A tour of circular villages in the south of France
The round villages of the Hérault, Aude and Gard departments in the south of France are first examples of mathematical medieval town planning in Europe
Saint-Pons de Mauchiens (pictured) is a circular village that grew around a castle during the tenth and eleventh centuries, and which now has a church at its centre Pic: LianeM | Shutterstock
The southwest of France rightly relishes its rich heritage of medieval bastides, those rectangular villages built to a geometric grid plan around a central square. Historians and visitors alike have walked their regular streets, marvelling at the ingenuity of the medieval town planner and appreciating the logic of how daily life was organised.
But grids and right-angles aren’t everything.

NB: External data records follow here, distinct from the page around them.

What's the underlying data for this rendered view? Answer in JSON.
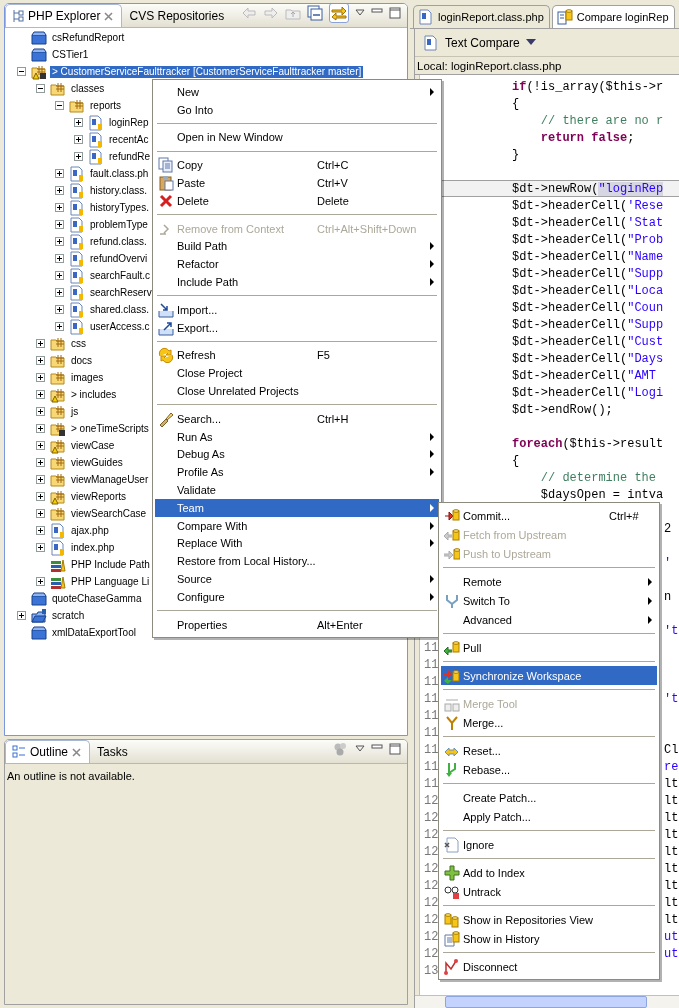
{
  "explorer": {
    "tabs": [
      {
        "label": "PHP Explorer",
        "selected": true
      },
      {
        "label": "CVS Repositories",
        "selected": false
      }
    ],
    "tree": [
      {
        "label": "csRefundReport",
        "kind": "closed-project",
        "selected": false
      },
      {
        "label": "CSTier1",
        "kind": "closed-project",
        "selected": false
      },
      {
        "label": "> CustomerServiceFaulttracker [CustomerServiceFaulttracker master]",
        "kind": "php-project",
        "selected": true,
        "expanded": true,
        "children": [
          {
            "label": "classes",
            "kind": "folder",
            "selected": false,
            "expanded": true,
            "children": [
              {
                "label": "reports",
                "kind": "folder",
                "selected": false,
                "expanded": true,
                "children": [
                  {
                    "label": "loginRep",
                    "kind": "php-file",
                    "selected": false,
                    "expanded": false
                  },
                  {
                    "label": "recentAc",
                    "kind": "php-file",
                    "selected": false,
                    "expanded": false
                  },
                  {
                    "label": "refundRe",
                    "kind": "php-file",
                    "selected": false,
                    "expanded": false
                  }
                ]
              },
              {
                "label": "fault.class.ph",
                "kind": "php-file",
                "selected": false,
                "expanded": false
              },
              {
                "label": "history.class.",
                "kind": "php-file",
                "selected": false,
                "expanded": false
              },
              {
                "label": "historyTypes.",
                "kind": "php-file",
                "selected": false,
                "expanded": false
              },
              {
                "label": "problemType",
                "kind": "php-file",
                "selected": false,
                "expanded": false
              },
              {
                "label": "refund.class.",
                "kind": "php-file",
                "selected": false,
                "expanded": false
              },
              {
                "label": "refundOvervi",
                "kind": "php-file",
                "selected": false,
                "expanded": false
              },
              {
                "label": "searchFault.c",
                "kind": "php-file",
                "selected": false,
                "expanded": false
              },
              {
                "label": "searchReserv",
                "kind": "php-file",
                "selected": false,
                "expanded": false
              },
              {
                "label": "shared.class.",
                "kind": "php-file",
                "selected": false,
                "expanded": false
              },
              {
                "label": "userAccess.c",
                "kind": "php-file",
                "selected": false,
                "expanded": false
              }
            ]
          },
          {
            "label": "css",
            "kind": "folder",
            "selected": false,
            "expanded": false
          },
          {
            "label": "docs",
            "kind": "folder",
            "selected": false,
            "expanded": false
          },
          {
            "label": "images",
            "kind": "folder",
            "selected": false,
            "expanded": false
          },
          {
            "label": "> includes",
            "kind": "folder-warning",
            "selected": false,
            "expanded": false
          },
          {
            "label": "js",
            "kind": "folder",
            "selected": false,
            "expanded": false
          },
          {
            "label": "> oneTimeScripts",
            "kind": "folder-new",
            "selected": false,
            "expanded": false
          },
          {
            "label": "viewCase",
            "kind": "folder-warning",
            "selected": false,
            "expanded": false
          },
          {
            "label": "viewGuides",
            "kind": "folder",
            "selected": false,
            "expanded": false
          },
          {
            "label": "viewManageUser",
            "kind": "folder",
            "selected": false,
            "expanded": false
          },
          {
            "label": "viewReports",
            "kind": "folder-warning",
            "selected": false,
            "expanded": false
          },
          {
            "label": "viewSearchCase",
            "kind": "folder",
            "selected": false,
            "expanded": false
          },
          {
            "label": "ajax.php",
            "kind": "php-file",
            "selected": false,
            "expanded": false
          },
          {
            "label": "index.php",
            "kind": "php-file",
            "selected": false,
            "expanded": false
          },
          {
            "label": "PHP Include Path",
            "kind": "library",
            "selected": false
          },
          {
            "label": "PHP Language Li",
            "kind": "library",
            "selected": false,
            "expanded": false
          }
        ]
      },
      {
        "label": "quoteChaseGamma",
        "kind": "closed-project",
        "selected": false
      },
      {
        "label": "scratch",
        "kind": "open-project",
        "selected": false,
        "expanded": false
      },
      {
        "label": "xmlDataExportTool",
        "kind": "closed-project",
        "selected": false
      }
    ]
  },
  "outline": {
    "tabs": [
      {
        "label": "Outline",
        "selected": true
      },
      {
        "label": "Tasks",
        "selected": false
      }
    ],
    "message": "An outline is not available."
  },
  "editor": {
    "tabs": [
      {
        "label": "loginReport.class.php",
        "selected": false
      },
      {
        "label": "Compare loginRep",
        "selected": true
      }
    ],
    "compare_mode": "Text Compare",
    "pane_title": "Local: loginReport.class.php",
    "lines": [
      {
        "kind": "code",
        "highlighted": false,
        "tokens": [
          {
            "kind": "keyword",
            "text": "if"
          },
          {
            "kind": "plain",
            "text": "(!is_array($this->r"
          }
        ]
      },
      {
        "kind": "code",
        "highlighted": false,
        "tokens": [
          {
            "kind": "plain",
            "text": "{"
          }
        ]
      },
      {
        "kind": "code",
        "highlighted": false,
        "tokens": [
          {
            "kind": "comment",
            "text": "    // there are no r"
          }
        ]
      },
      {
        "kind": "code",
        "highlighted": false,
        "tokens": [
          {
            "kind": "keyword",
            "text": "    return false"
          },
          {
            "kind": "plain",
            "text": ";"
          }
        ]
      },
      {
        "kind": "code",
        "highlighted": false,
        "tokens": [
          {
            "kind": "plain",
            "text": "}"
          }
        ]
      },
      {
        "kind": "blank",
        "highlighted": false
      },
      {
        "kind": "code",
        "highlighted": true,
        "tokens": [
          {
            "kind": "plain",
            "text": "$dt->newRow("
          },
          {
            "kind": "diff",
            "text": "\"loginRep"
          }
        ]
      },
      {
        "kind": "code",
        "highlighted": false,
        "tokens": [
          {
            "kind": "plain",
            "text": "$dt->headerCell("
          },
          {
            "kind": "string",
            "text": "'Rese"
          }
        ]
      },
      {
        "kind": "code",
        "highlighted": false,
        "tokens": [
          {
            "kind": "plain",
            "text": "$dt->headerCell("
          },
          {
            "kind": "string",
            "text": "'Stat"
          }
        ]
      },
      {
        "kind": "code",
        "highlighted": false,
        "tokens": [
          {
            "kind": "plain",
            "text": "$dt->headerCell("
          },
          {
            "kind": "string",
            "text": "\"Prob"
          }
        ]
      },
      {
        "kind": "code",
        "highlighted": false,
        "tokens": [
          {
            "kind": "plain",
            "text": "$dt->headerCell("
          },
          {
            "kind": "string",
            "text": "\"Name"
          }
        ]
      },
      {
        "kind": "code",
        "highlighted": false,
        "tokens": [
          {
            "kind": "plain",
            "text": "$dt->headerCell("
          },
          {
            "kind": "string",
            "text": "\"Supp"
          }
        ]
      },
      {
        "kind": "code",
        "highlighted": false,
        "tokens": [
          {
            "kind": "plain",
            "text": "$dt->headerCell("
          },
          {
            "kind": "string",
            "text": "\"Loca"
          }
        ]
      },
      {
        "kind": "code",
        "highlighted": false,
        "tokens": [
          {
            "kind": "plain",
            "text": "$dt->headerCell("
          },
          {
            "kind": "string",
            "text": "\"Coun"
          }
        ]
      },
      {
        "kind": "code",
        "highlighted": false,
        "tokens": [
          {
            "kind": "plain",
            "text": "$dt->headerCell("
          },
          {
            "kind": "string",
            "text": "\"Supp"
          }
        ]
      },
      {
        "kind": "code",
        "highlighted": false,
        "tokens": [
          {
            "kind": "plain",
            "text": "$dt->headerCell("
          },
          {
            "kind": "string",
            "text": "\"Cust"
          }
        ]
      },
      {
        "kind": "code",
        "highlighted": false,
        "tokens": [
          {
            "kind": "plain",
            "text": "$dt->headerCell("
          },
          {
            "kind": "string",
            "text": "\"Days"
          }
        ]
      },
      {
        "kind": "code",
        "highlighted": false,
        "tokens": [
          {
            "kind": "plain",
            "text": "$dt->headerCell("
          },
          {
            "kind": "string",
            "text": "\"AMT"
          }
        ]
      },
      {
        "kind": "code",
        "highlighted": false,
        "tokens": [
          {
            "kind": "plain",
            "text": "$dt->headerCell("
          },
          {
            "kind": "string",
            "text": "\"Logi"
          }
        ]
      },
      {
        "kind": "code",
        "highlighted": false,
        "tokens": [
          {
            "kind": "plain",
            "text": "$dt->endRow();"
          }
        ]
      },
      {
        "kind": "blank",
        "highlighted": false
      },
      {
        "kind": "code",
        "highlighted": false,
        "tokens": [
          {
            "kind": "keyword",
            "text": "foreach"
          },
          {
            "kind": "plain",
            "text": "($this->result"
          }
        ]
      },
      {
        "kind": "code",
        "highlighted": false,
        "tokens": [
          {
            "kind": "plain",
            "text": "{"
          }
        ]
      },
      {
        "kind": "code",
        "highlighted": false,
        "tokens": [
          {
            "kind": "comment",
            "text": "    // determine the"
          }
        ]
      },
      {
        "kind": "code",
        "highlighted": false,
        "tokens": [
          {
            "kind": "plain",
            "text": "    $daysOpen = intva"
          }
        ]
      },
      {
        "kind": "blank",
        "highlighted": false
      },
      {
        "kind": "tail",
        "highlighted": false,
        "tokens": [
          {
            "kind": "plain",
            "text": "2"
          }
        ]
      },
      {
        "kind": "blank",
        "highlighted": false
      },
      {
        "kind": "tail",
        "highlighted": false,
        "tokens": [
          {
            "kind": "string",
            "text": "'"
          }
        ]
      },
      {
        "kind": "blank",
        "highlighted": false
      },
      {
        "kind": "tail",
        "highlighted": false,
        "tokens": [
          {
            "kind": "plain",
            "text": "n"
          }
        ]
      },
      {
        "kind": "blank",
        "highlighted": false
      },
      {
        "kind": "tail",
        "highlighted": false,
        "tokens": [
          {
            "kind": "string",
            "text": "'t"
          }
        ]
      },
      {
        "kind": "blank",
        "highlighted": false,
        "number": "11"
      },
      {
        "kind": "blank",
        "highlighted": false,
        "number": "11"
      },
      {
        "kind": "blank",
        "highlighted": false,
        "number": "11"
      },
      {
        "kind": "tail",
        "highlighted": false,
        "number": "11",
        "tokens": [
          {
            "kind": "string",
            "text": "'t"
          }
        ]
      },
      {
        "kind": "blank",
        "highlighted": false,
        "number": "11"
      },
      {
        "kind": "blank",
        "highlighted": false,
        "number": "11"
      },
      {
        "kind": "tail",
        "highlighted": false,
        "number": "11",
        "tokens": [
          {
            "kind": "plain",
            "text": "Cl"
          }
        ]
      },
      {
        "kind": "tail",
        "highlighted": false,
        "number": "11",
        "tokens": [
          {
            "kind": "string",
            "text": "re"
          }
        ]
      },
      {
        "kind": "tail",
        "highlighted": false,
        "number": "11",
        "tokens": [
          {
            "kind": "plain",
            "text": "lt"
          }
        ]
      },
      {
        "kind": "tail",
        "highlighted": false,
        "number": "12",
        "tokens": [
          {
            "kind": "plain",
            "text": "lt"
          }
        ]
      },
      {
        "kind": "tail",
        "highlighted": false,
        "number": "12",
        "tokens": [
          {
            "kind": "plain",
            "text": "lt"
          }
        ]
      },
      {
        "kind": "tail",
        "highlighted": false,
        "number": "12",
        "tokens": [
          {
            "kind": "plain",
            "text": "lt"
          }
        ]
      },
      {
        "kind": "tail",
        "highlighted": false,
        "number": "12",
        "tokens": [
          {
            "kind": "plain",
            "text": "lt"
          }
        ]
      },
      {
        "kind": "tail",
        "highlighted": false,
        "number": "12",
        "tokens": [
          {
            "kind": "plain",
            "text": "lt"
          }
        ]
      },
      {
        "kind": "tail",
        "highlighted": false,
        "number": "12",
        "tokens": [
          {
            "kind": "plain",
            "text": "lt"
          }
        ]
      },
      {
        "kind": "tail",
        "highlighted": false,
        "number": "12",
        "tokens": [
          {
            "kind": "plain",
            "text": "lt"
          }
        ]
      },
      {
        "kind": "tail",
        "highlighted": false,
        "number": "12",
        "tokens": [
          {
            "kind": "plain",
            "text": "lt"
          }
        ]
      },
      {
        "kind": "tail",
        "highlighted": false,
        "number": "12",
        "tokens": [
          {
            "kind": "string",
            "text": "ut"
          }
        ]
      },
      {
        "kind": "tail",
        "highlighted": false,
        "number": "12",
        "tokens": [
          {
            "kind": "string",
            "text": "ut"
          }
        ]
      },
      {
        "kind": "blank",
        "highlighted": false,
        "number": "13"
      }
    ]
  },
  "context_menu": {
    "items": [
      {
        "kind": "item",
        "label": "New",
        "submenu": true,
        "disabled": false,
        "selected": false
      },
      {
        "kind": "item",
        "label": "Go Into",
        "submenu": false,
        "disabled": false,
        "selected": false
      },
      {
        "kind": "separator"
      },
      {
        "kind": "item",
        "label": "Open in New Window",
        "submenu": false,
        "disabled": false,
        "selected": false
      },
      {
        "kind": "separator"
      },
      {
        "kind": "item",
        "label": "Copy",
        "shortcut": "Ctrl+C",
        "submenu": false,
        "disabled": false,
        "selected": false
      },
      {
        "kind": "item",
        "label": "Paste",
        "shortcut": "Ctrl+V",
        "submenu": false,
        "disabled": false,
        "selected": false
      },
      {
        "kind": "item",
        "label": "Delete",
        "shortcut": "Delete",
        "submenu": false,
        "disabled": false,
        "selected": false
      },
      {
        "kind": "separator"
      },
      {
        "kind": "item",
        "label": "Remove from Context",
        "shortcut": "Ctrl+Alt+Shift+Down",
        "submenu": false,
        "disabled": true,
        "selected": false
      },
      {
        "kind": "item",
        "label": "Build Path",
        "submenu": true,
        "disabled": false,
        "selected": false
      },
      {
        "kind": "item",
        "label": "Refactor",
        "submenu": true,
        "disabled": false,
        "selected": false
      },
      {
        "kind": "item",
        "label": "Include Path",
        "submenu": true,
        "disabled": false,
        "selected": false
      },
      {
        "kind": "separator"
      },
      {
        "kind": "item",
        "label": "Import...",
        "submenu": false,
        "disabled": false,
        "selected": false
      },
      {
        "kind": "item",
        "label": "Export...",
        "submenu": false,
        "disabled": false,
        "selected": false
      },
      {
        "kind": "separator"
      },
      {
        "kind": "item",
        "label": "Refresh",
        "shortcut": "F5",
        "submenu": false,
        "disabled": false,
        "selected": false
      },
      {
        "kind": "item",
        "label": "Close Project",
        "submenu": false,
        "disabled": false,
        "selected": false
      },
      {
        "kind": "item",
        "label": "Close Unrelated Projects",
        "submenu": false,
        "disabled": false,
        "selected": false
      },
      {
        "kind": "separator"
      },
      {
        "kind": "item",
        "label": "Search...",
        "shortcut": "Ctrl+H",
        "submenu": false,
        "disabled": false,
        "selected": false
      },
      {
        "kind": "item",
        "label": "Run As",
        "submenu": true,
        "disabled": false,
        "selected": false
      },
      {
        "kind": "item",
        "label": "Debug As",
        "submenu": true,
        "disabled": false,
        "selected": false
      },
      {
        "kind": "item",
        "label": "Profile As",
        "submenu": true,
        "disabled": false,
        "selected": false
      },
      {
        "kind": "item",
        "label": "Validate",
        "submenu": false,
        "disabled": false,
        "selected": false
      },
      {
        "kind": "item",
        "label": "Team",
        "submenu": true,
        "disabled": false,
        "selected": true
      },
      {
        "kind": "item",
        "label": "Compare With",
        "submenu": true,
        "disabled": false,
        "selected": false
      },
      {
        "kind": "item",
        "label": "Replace With",
        "submenu": true,
        "disabled": false,
        "selected": false
      },
      {
        "kind": "item",
        "label": "Restore from Local History...",
        "submenu": false,
        "disabled": false,
        "selected": false
      },
      {
        "kind": "item",
        "label": "Source",
        "submenu": true,
        "disabled": false,
        "selected": false
      },
      {
        "kind": "item",
        "label": "Configure",
        "submenu": true,
        "disabled": false,
        "selected": false
      },
      {
        "kind": "separator"
      },
      {
        "kind": "item",
        "label": "Properties",
        "shortcut": "Alt+Enter",
        "submenu": false,
        "disabled": false,
        "selected": false
      }
    ]
  },
  "team_submenu": {
    "items": [
      {
        "kind": "item",
        "label": "Commit...",
        "shortcut": "Ctrl+#",
        "submenu": false,
        "disabled": false,
        "selected": false
      },
      {
        "kind": "item",
        "label": "Fetch from Upstream",
        "submenu": false,
        "disabled": true,
        "selected": false
      },
      {
        "kind": "item",
        "label": "Push to Upstream",
        "submenu": false,
        "disabled": true,
        "selected": false
      },
      {
        "kind": "separator"
      },
      {
        "kind": "item",
        "label": "Remote",
        "submenu": true,
        "disabled": false,
        "selected": false
      },
      {
        "kind": "item",
        "label": "Switch To",
        "submenu": true,
        "disabled": false,
        "selected": false
      },
      {
        "kind": "item",
        "label": "Advanced",
        "submenu": true,
        "disabled": false,
        "selected": false
      },
      {
        "kind": "separator"
      },
      {
        "kind": "item",
        "label": "Pull",
        "submenu": false,
        "disabled": false,
        "selected": false
      },
      {
        "kind": "separator"
      },
      {
        "kind": "item",
        "label": "Synchronize Workspace",
        "submenu": false,
        "disabled": false,
        "selected": true
      },
      {
        "kind": "separator"
      },
      {
        "kind": "item",
        "label": "Merge Tool",
        "submenu": false,
        "disabled": true,
        "selected": false
      },
      {
        "kind": "item",
        "label": "Merge...",
        "submenu": false,
        "disabled": false,
        "selected": false
      },
      {
        "kind": "separator"
      },
      {
        "kind": "item",
        "label": "Reset...",
        "submenu": false,
        "disabled": false,
        "selected": false
      },
      {
        "kind": "item",
        "label": "Rebase...",
        "submenu": false,
        "disabled": false,
        "selected": false
      },
      {
        "kind": "separator"
      },
      {
        "kind": "item",
        "label": "Create Patch...",
        "submenu": false,
        "disabled": false,
        "selected": false
      },
      {
        "kind": "item",
        "label": "Apply Patch...",
        "submenu": false,
        "disabled": false,
        "selected": false
      },
      {
        "kind": "separator"
      },
      {
        "kind": "item",
        "label": "Ignore",
        "submenu": false,
        "disabled": false,
        "selected": false
      },
      {
        "kind": "separator"
      },
      {
        "kind": "item",
        "label": "Add to Index",
        "submenu": false,
        "disabled": false,
        "selected": false
      },
      {
        "kind": "item",
        "label": "Untrack",
        "submenu": false,
        "disabled": false,
        "selected": false
      },
      {
        "kind": "separator"
      },
      {
        "kind": "item",
        "label": "Show in Repositories View",
        "submenu": false,
        "disabled": false,
        "selected": false
      },
      {
        "kind": "item",
        "label": "Show in History",
        "submenu": false,
        "disabled": false,
        "selected": false
      },
      {
        "kind": "separator"
      },
      {
        "kind": "item",
        "label": "Disconnect",
        "submenu": false,
        "disabled": false,
        "selected": false
      }
    ]
  }
}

For some medieval builders, the circle was the thing.
In 1987, an architect and town planner published an article in the journal highlighting the significant number of round villages dotted about the Languedoc region, and especially in the Hérault, Aude and Gard departments.
The article described how these villages, with their concentric circles of dwellings built around a nucleus – often a church, place, or castle – were the first examples of mathematical medieval town planning in Europe, preceding the famous bastides of the thirteenth and fourteenth centuries by around two hundred years.

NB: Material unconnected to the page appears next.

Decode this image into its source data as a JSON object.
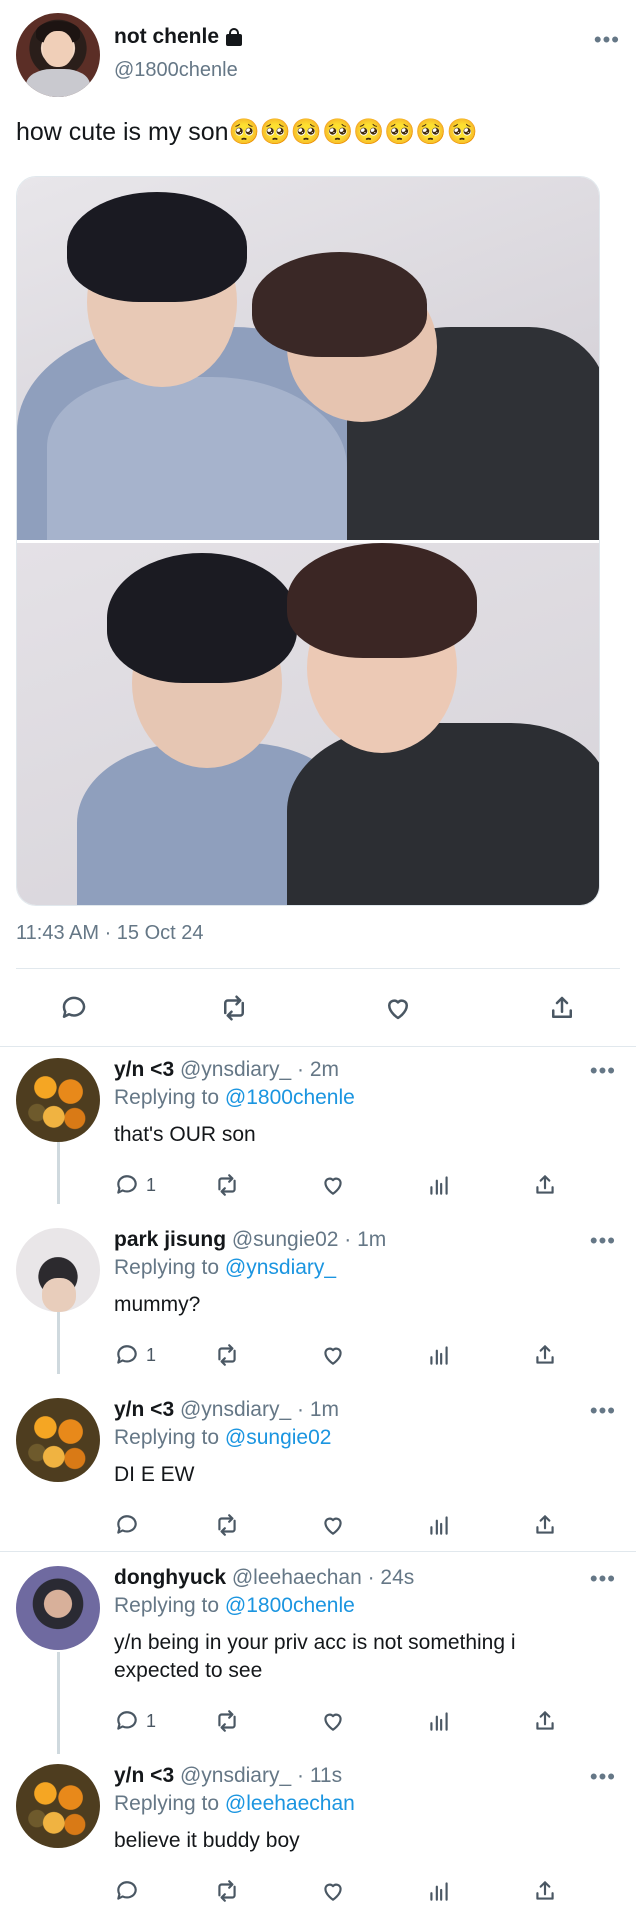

The author proposed that these circular villages were the result of a mathematical model of spatial organisation. The settlements were believed to have been planned systematically using a rope attached to a central stake to create the radius of a circle.
This innovation was attributed to the patronage of the noble Trencavel dynasty of Carcassonne-Béziers, powerful at the end of the eleventh and beginning of the twelfth century.

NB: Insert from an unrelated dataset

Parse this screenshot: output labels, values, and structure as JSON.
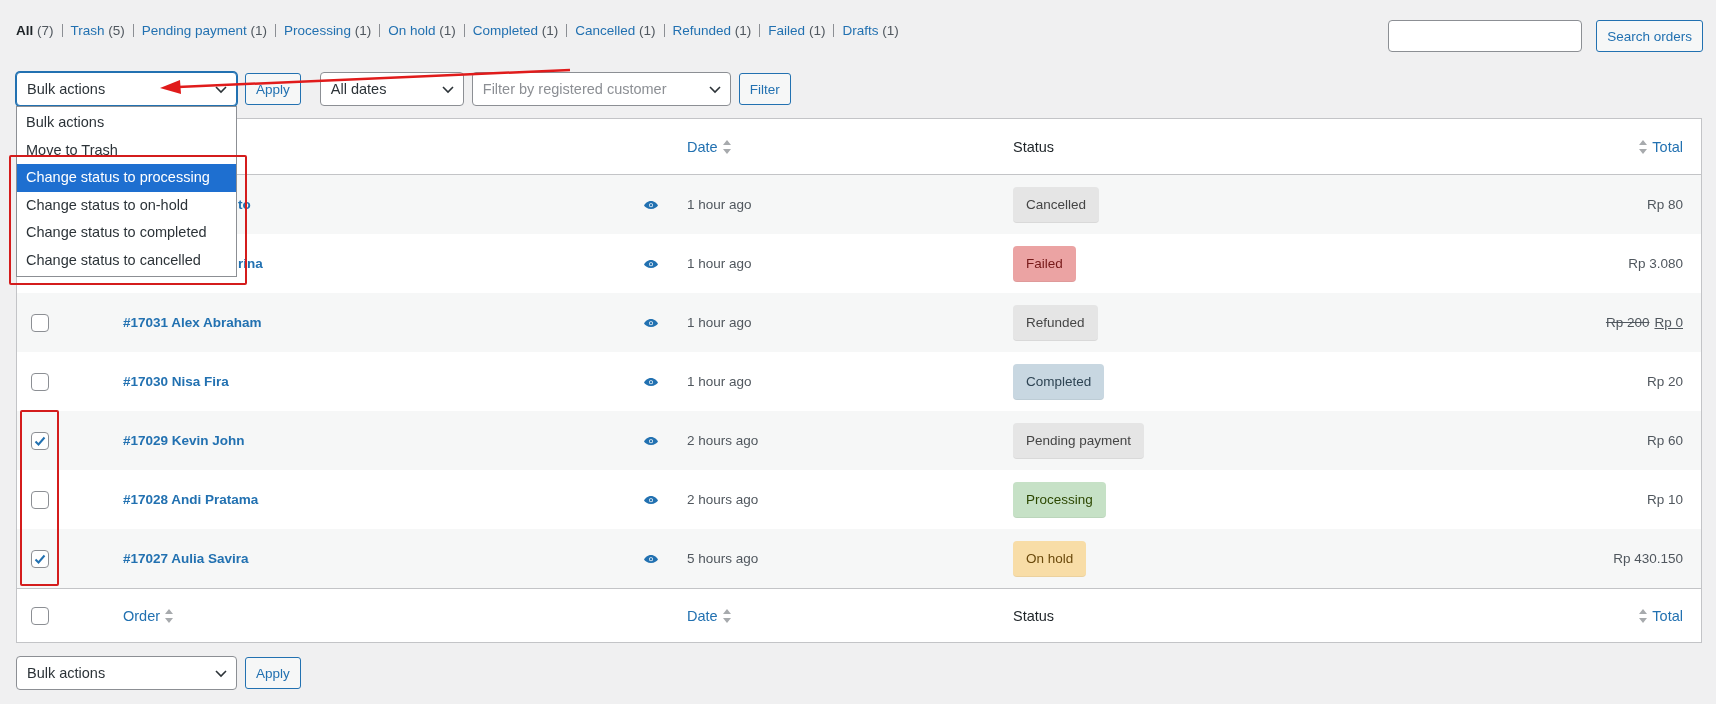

The revelation about such early, innovative town planning was manna from heaven for the region’s small villages, whose youngsters frequently moved away to towns and cities for work. One medieval circular village, Paulhan, proceeded to form the Association des Villages Circulaires to valorise and promote its members’ special circular status.
The list of villages in the south of France which could tick all the boxes on the association’s checklist, which required applicants to prove medieval origins and supply aerial photographs, began to grow. A new word was created to describe them – circulades.
Journalists started to write about their mysterious and mythical origins, waxing lyrical about the spiritual symbolism of the circle. And as the internet took off, so tourism websites began to promote their region’s more diminutive and off-thebeaten- track circular villages.
This tidal wave of interest on the back of a sudden discovery should, however, come with a caveat. Although the architect who wrote the article, and then a book on the subject, offered a compelling thesis, one that clearly helped to promote regional heritage, historians ever since have stressed the multiple reasons for these villages’ circular forms, and that there is no one, simple or symbolic explanation for their development.
The creation and expansion of each circular village depended on many different factors, often dictated by topography. Some grew up around a castle and moat, others around the church, the spiritual centre of every medieval Christian’s life.
Those that now have an empty square – or perhaps we should say place – at their centre almost always had originally either a church or castle that has since been destroyed.
Take Fourcès, for example. For many years it was considered to be a thirteenth-century bastide, but the discovery of an eleventh-century charter naming Fourcès, and built around a castle long-since disappeared, proves otherwise (see right).
And while the 1990s’ word circulade has gradually fallen out of usage, many circular villages in the south of France continue to promote arcs rather than angles, and to cast a spell on their visitors. The clamour in the 1990s and 2000s to become a member of the circulades club often rested on the village’s ability to supply an aerial photo to reveal the required perfect concentric circles.
Today, however, to appreciate the enduring character, history and heritage of these charming villages requires nothing more than meandering around their winding streets.
Two circular villages to explore in Languedoc
Fourcès can lay claim to being the only circular village in Gascony. From the eleventh century the village’s buildings sprang up around a castle in the central place, the settlement’s presence documented in a charter of 1068.
In 1289 the victorious Edward I of England granted the village a customs charter, thereby bestowing it with bastide status. The thirteenth-century clock tower is one of the oldest survivors among the circle of medieval, seventeenth- and eighteenth-century houses, and forms a picturesque remnant of the round village’s past.
The castle is no more, but in its place plane trees create a tranquil spot where locals meet to pass the time of day and play boules.
Bram shouts its circular medieval heritage from the rooftops – or more specifically from its website. It is the largest, and most complete example of a round village in Occitanie.
Although historians cannot be sure of the settlement’s medieval circular origins (in antiquity it was called Eburomagus), the general consensus is that in the eleventh century an initial ring of buildings grew up in a circle with a diameter of around 75 metres, probably under ecclesiastical authority, and defended by a moat.
The diameter had doubled to nearly 150 metres by the twelfth century, its buildings gathered in concentric circles around a castle under seigneurial rule. The church of Saint-Julien is mentioned in the historical record for the first time in 1210. By the fourteenth century the castle had moved to the north of the central church, and the village’s inhabited diameter reached 195 metres. Bram’s layout proves that here at least the medieval church, not the castle, was at the core of village life.